"I never give manure water until such time as the roots have established themselves, being disposed to believe that such gross indulgence in youth is, upon the whole, inimical to a sound healthy development, but frequent application when the fruit is swelling will be beneficial. In watering it is necessary to be guided by the state of the plants. To those which are in a healthy growing state water may be given freely, and in all stages keep the plants in a healthy state of moisture at the roots, and the water should be heated to the same temperature as that of the house. Keep a healthy state of atmospheric moisture by syringing the beds and every available surface previous to shutting-up. I do not practise syringing overhead.
"The varieties we grow for winter are the Smooth-leaved Cayenne, one of the best, and it shows early, and will stand for weeks if removed to a dry room before it is thoroughly ripe. As regards the fruit, Charlotte Rothschild is somewhat similar to the above, and swells well in winter. have cut this at Christmas upwards of 9 lbs. weight. Black Jamaica, one of the very best, keeps well when ripe, and is highly flavoured. There are several varieties of this in cultivation. This Pine is not unfrequently confounded with the Montserrat, a variety that is largely grown for the Manchester market, but although a good-flavoured Pine it is in every respect inferior to the true Jamaica. The Queen is unquestionably the best summer Pine, and of this we have various forms besides those that are known as Moscow and Ripley Queen: in all probability the slight difference arises from growing imported crowns.

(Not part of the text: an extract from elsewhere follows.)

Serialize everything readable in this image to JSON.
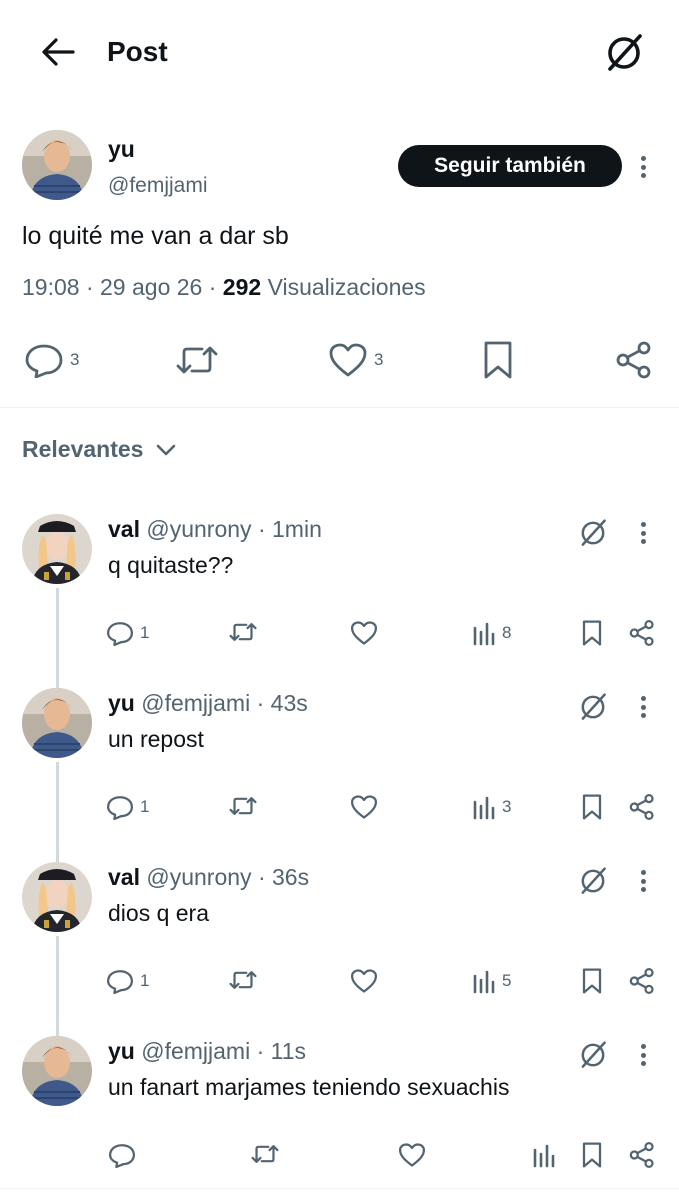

White Providence is only worth growing for the sake of variety; so is the Enville, as